→ **Materials provided**:
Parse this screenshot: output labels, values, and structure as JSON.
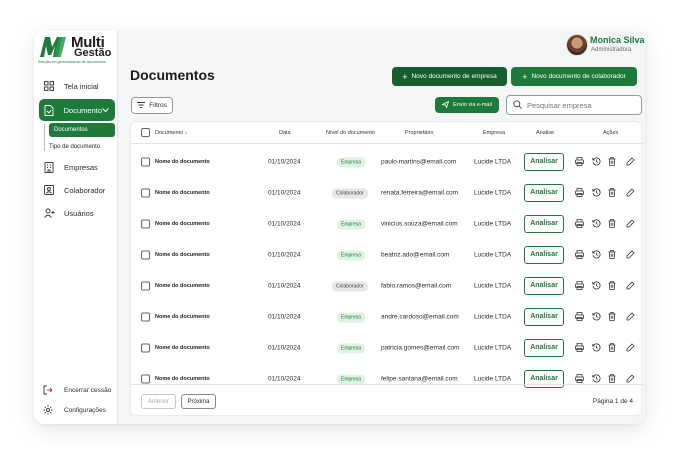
{
  "brand": {
    "logo_line1": "Multi",
    "logo_line2": "Gestão",
    "tagline": "Solução em gerenciamento de documentos",
    "accent": "#1d7a3b"
  },
  "user": {
    "name": "Monica Silva",
    "role": "Administradora"
  },
  "sidebar": {
    "items": [
      {
        "label": "Tela inicial",
        "icon": "grid-icon"
      },
      {
        "label": "Documento",
        "icon": "document-icon",
        "active": true
      },
      {
        "label": "Empresas",
        "icon": "building-icon"
      },
      {
        "label": "Colaborador",
        "icon": "id-card-icon"
      },
      {
        "label": "Usuários",
        "icon": "user-add-icon"
      }
    ],
    "subitems": [
      {
        "label": "Documentos",
        "active": true
      },
      {
        "label": "Tipo de documento"
      }
    ],
    "bottom": [
      {
        "label": "Encerrar cessão",
        "icon": "logout-icon"
      },
      {
        "label": "Configurações",
        "icon": "gear-icon"
      }
    ]
  },
  "page": {
    "title": "Documentos"
  },
  "toolbar": {
    "new_company_doc": "Novo documento de empresa",
    "new_collab_doc": "Novo documento de colaborador",
    "filters": "Filtros",
    "send_email": "Envio via e-mail",
    "search_placeholder": "Pesquisar empresa"
  },
  "table": {
    "headers": {
      "document": "Documento",
      "date": "Data",
      "level": "Nível do documento",
      "owner": "Proprietário",
      "company": "Empresa",
      "analysis": "Analise",
      "actions": "Ações"
    },
    "analyze_label": "Analisar",
    "rows": [
      {
        "name": "Nome do documento",
        "date": "01/10/2024",
        "level": "Empresa",
        "owner": "paulo.martins@email.com",
        "company": "Lucide LTDA"
      },
      {
        "name": "Nome do documento",
        "date": "01/10/2024",
        "level": "Colaborador",
        "owner": "renata.ferreira@email.com",
        "company": "Lucide LTDA"
      },
      {
        "name": "Nome do documento",
        "date": "01/10/2024",
        "level": "Empresa",
        "owner": "vinicius.souza@email.com",
        "company": "Lucide LTDA"
      },
      {
        "name": "Nome do documento",
        "date": "01/10/2024",
        "level": "Empresa",
        "owner": "beatriz.ado@email.com",
        "company": "Lucide LTDA"
      },
      {
        "name": "Nome do documento",
        "date": "01/10/2024",
        "level": "Colaborador",
        "owner": "fabio.ramos@email.com",
        "company": "Lucide LTDA"
      },
      {
        "name": "Nome do documento",
        "date": "01/10/2024",
        "level": "Empresa",
        "owner": "andre.cardoso@email.com",
        "company": "Lucide LTDA"
      },
      {
        "name": "Nome do documento",
        "date": "01/10/2024",
        "level": "Empresa",
        "owner": "patricia.gomes@email.com",
        "company": "Lucide LTDA"
      },
      {
        "name": "Nome do documento",
        "date": "01/10/2024",
        "level": "Empresa",
        "owner": "felipe.santana@email.com",
        "company": "Lucide LTDA"
      }
    ]
  },
  "pagination": {
    "prev": "Anterior",
    "next": "Próxima",
    "info": "Página 1 de 4"
  }
}
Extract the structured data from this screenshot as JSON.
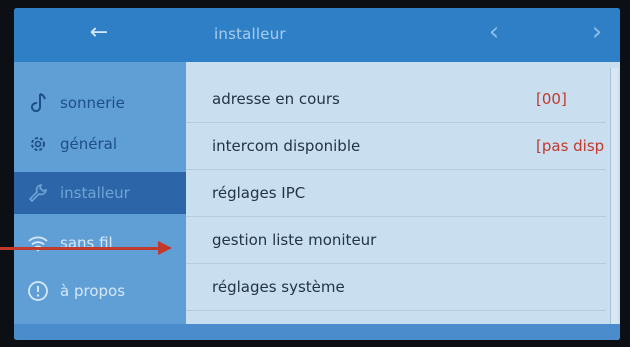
{
  "header": {
    "back_icon": "back-arrow-icon",
    "title": "installeur",
    "prev_icon": "chevron-left-icon",
    "next_icon": "chevron-right-icon"
  },
  "sidebar": {
    "items": [
      {
        "label": "sonnerie",
        "icon": "music-note-icon",
        "active": false
      },
      {
        "label": "général",
        "icon": "gear-icon",
        "active": false
      },
      {
        "label": "installeur",
        "icon": "wrench-icon",
        "active": true
      },
      {
        "label": "sans fil",
        "icon": "wifi-icon",
        "active": false
      },
      {
        "label": "à propos",
        "icon": "info-icon",
        "active": false
      }
    ]
  },
  "main": {
    "rows": [
      {
        "label": "adresse en cours",
        "value": "[00]"
      },
      {
        "label": "intercom disponible",
        "value": "[pas disp"
      },
      {
        "label": "réglages IPC",
        "value": ""
      },
      {
        "label": "gestion liste moniteur",
        "value": ""
      },
      {
        "label": "réglages système",
        "value": ""
      }
    ]
  },
  "colors": {
    "topbar": "#2f7fc6",
    "sidebar": "#5f9fd5",
    "sidebar_active": "#2c66a8",
    "list_bg": "#c9deef",
    "value_red": "#c0392b",
    "annotation_arrow": "#c0392b"
  }
}
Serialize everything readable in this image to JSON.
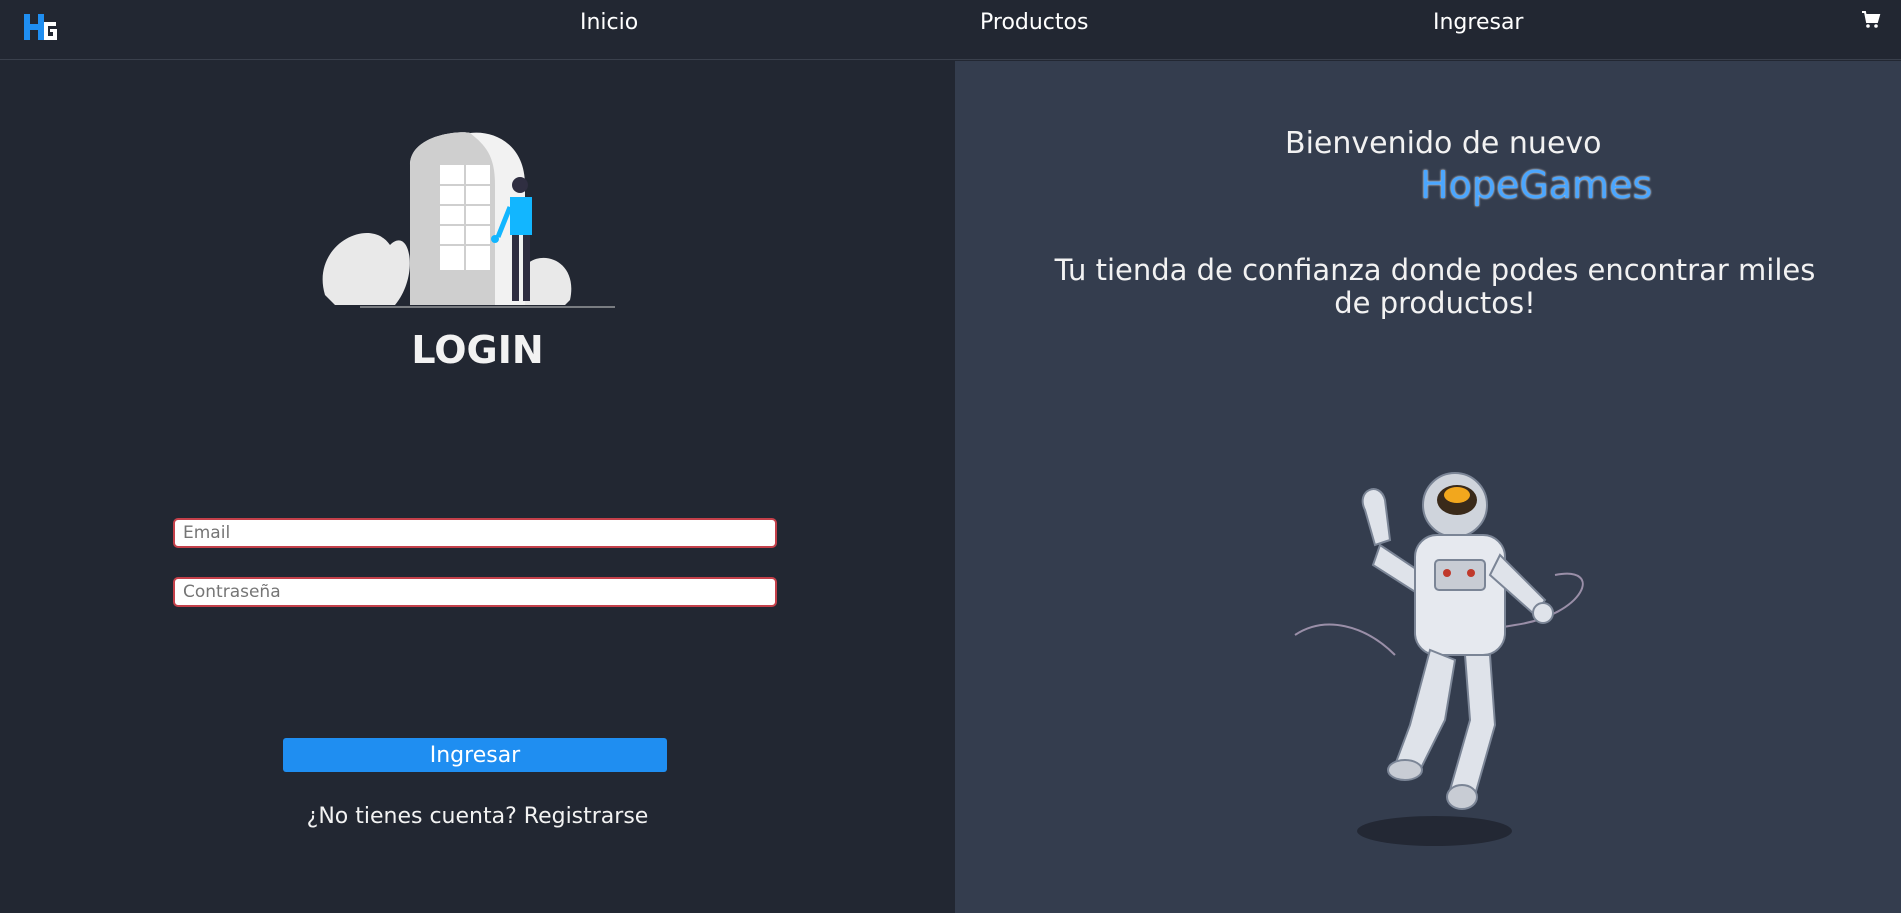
{
  "nav": {
    "items": [
      "Inicio",
      "Productos",
      "Ingresar"
    ],
    "logo_icon": "hopegames-logo",
    "cart_icon": "cart-icon"
  },
  "login": {
    "title": "LOGIN",
    "email_placeholder": "Email",
    "password_placeholder": "Contraseña",
    "submit_label": "Ingresar",
    "no_account_text": "¿No tienes cuenta?",
    "register_link": "Registrarse"
  },
  "hero": {
    "welcome": "Bienvenido de nuevo",
    "brand": "HopeGames",
    "tagline": "Tu tienda de confianza donde podes encontrar miles de productos!"
  },
  "colors": {
    "background": "#222732",
    "panel": "#343d4e",
    "accent": "#1f8ef1",
    "brand_text": "#4aa6ff",
    "field_border": "#c4404a"
  }
}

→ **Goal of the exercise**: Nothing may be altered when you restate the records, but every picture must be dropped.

→ **Problem solution**:
Parse this screenshot: output labels, values, and structure as JSON.
{
  "brand": {
    "logo_line1": "Multi",
    "logo_line2": "Gestão",
    "tagline": "Solução em gerenciamento de documentos",
    "accent": "#1d7a3b"
  },
  "user": {
    "name": "Monica Silva",
    "role": "Administradora"
  },
  "sidebar": {
    "items": [
      {
        "label": "Tela inicial",
        "icon": "grid-icon"
      },
      {
        "label": "Documento",
        "icon": "document-icon",
        "active": true
      },
      {
        "label": "Empresas",
        "icon": "building-icon"
      },
      {
        "label": "Colaborador",
        "icon": "id-card-icon"
      },
      {
        "label": "Usuários",
        "icon": "user-add-icon"
      }
    ],
    "subitems": [
      {
        "label": "Documentos",
        "active": true
      },
      {
        "label": "Tipo de documento"
      }
    ],
    "bottom": [
      {
        "label": "Encerrar cessão",
        "icon": "logout-icon"
      },
      {
        "label": "Configurações",
        "icon": "gear-icon"
      }
    ]
  },
  "page": {
    "title": "Documentos"
  },
  "toolbar": {
    "new_company_doc": "Novo documento de empresa",
    "new_collab_doc": "Novo documento de colaborador",
    "filters": "Filtros",
    "send_email": "Envio via e-mail",
    "search_placeholder": "Pesquisar empresa"
  },
  "table": {
    "headers": {
      "document": "Documento",
      "date": "Data",
      "level": "Nível do documento",
      "owner": "Proprietário",
      "company": "Empresa",
      "analysis": "Analise",
      "actions": "Ações"
    },
    "analyze_label": "Analisar",
    "rows": [
      {
        "name": "Nome do documento",
        "date": "01/10/2024",
        "level": "Empresa",
        "owner": "paulo.martins@email.com",
        "company": "Lucide LTDA"
      },
      {
        "name": "Nome do documento",
        "date": "01/10/2024",
        "level": "Colaborador",
        "owner": "renata.ferreira@email.com",
        "company": "Lucide LTDA"
      },
      {
        "name": "Nome do documento",
        "date": "01/10/2024",
        "level": "Empresa",
        "owner": "vinicius.souza@email.com",
        "company": "Lucide LTDA"
      },
      {
        "name": "Nome do documento",
        "date": "01/10/2024",
        "level": "Empresa",
        "owner": "beatriz.ado@email.com",
        "company": "Lucide LTDA"
      },
      {
        "name": "Nome do documento",
        "date": "01/10/2024",
        "level": "Colaborador",
        "owner": "fabio.ramos@email.com",
        "company": "Lucide LTDA"
      },
      {
        "name": "Nome do documento",
        "date": "01/10/2024",
        "level": "Empresa",
        "owner": "andre.cardoso@email.com",
        "company": "Lucide LTDA"
      },
      {
        "name": "Nome do documento",
        "date": "01/10/2024",
        "level": "Empresa",
        "owner": "patricia.gomes@email.com",
        "company": "Lucide LTDA"
      },
      {
        "name": "Nome do documento",
        "date": "01/10/2024",
        "level": "Empresa",
        "owner": "felipe.santana@email.com",
        "company": "Lucide LTDA"
      }
    ]
  },
  "pagination": {
    "prev": "Anterior",
    "next": "Próxima",
    "info": "Página 1 de 4"
  }
}
Extract the structured data from this screenshot as JSON.
{
  "header": {
    "back_icon": "back-arrow-icon",
    "title": "installeur",
    "prev_icon": "chevron-left-icon",
    "next_icon": "chevron-right-icon"
  },
  "sidebar": {
    "items": [
      {
        "label": "sonnerie",
        "icon": "music-note-icon",
        "active": false
      },
      {
        "label": "général",
        "icon": "gear-icon",
        "active": false
      },
      {
        "label": "installeur",
        "icon": "wrench-icon",
        "active": true
      },
      {
        "label": "sans fil",
        "icon": "wifi-icon",
        "active": false
      },
      {
        "label": "à propos",
        "icon": "info-icon",
        "active": false
      }
    ]
  },
  "main": {
    "rows": [
      {
        "label": "adresse en cours",
        "value": "[00]"
      },
      {
        "label": "intercom disponible",
        "value": "[pas disp"
      },
      {
        "label": "réglages IPC",
        "value": ""
      },
      {
        "label": "gestion liste moniteur",
        "value": ""
      },
      {
        "label": "réglages système",
        "value": ""
      }
    ]
  },
  "colors": {
    "topbar": "#2f7fc6",
    "sidebar": "#5f9fd5",
    "sidebar_active": "#2c66a8",
    "list_bg": "#c9deef",
    "value_red": "#c0392b",
    "annotation_arrow": "#c0392b"
  }
}
Serialize everything readable in this image to JSON.
{
  "nav": {
    "items": [
      "Inicio",
      "Productos",
      "Ingresar"
    ],
    "logo_icon": "hopegames-logo",
    "cart_icon": "cart-icon"
  },
  "login": {
    "title": "LOGIN",
    "email_placeholder": "Email",
    "password_placeholder": "Contraseña",
    "submit_label": "Ingresar",
    "no_account_text": "¿No tienes cuenta?",
    "register_link": "Registrarse"
  },
  "hero": {
    "welcome": "Bienvenido de nuevo",
    "brand": "HopeGames",
    "tagline": "Tu tienda de confianza donde podes encontrar miles de productos!"
  },
  "colors": {
    "background": "#222732",
    "panel": "#343d4e",
    "accent": "#1f8ef1",
    "brand_text": "#4aa6ff",
    "field_border": "#c4404a"
  }
}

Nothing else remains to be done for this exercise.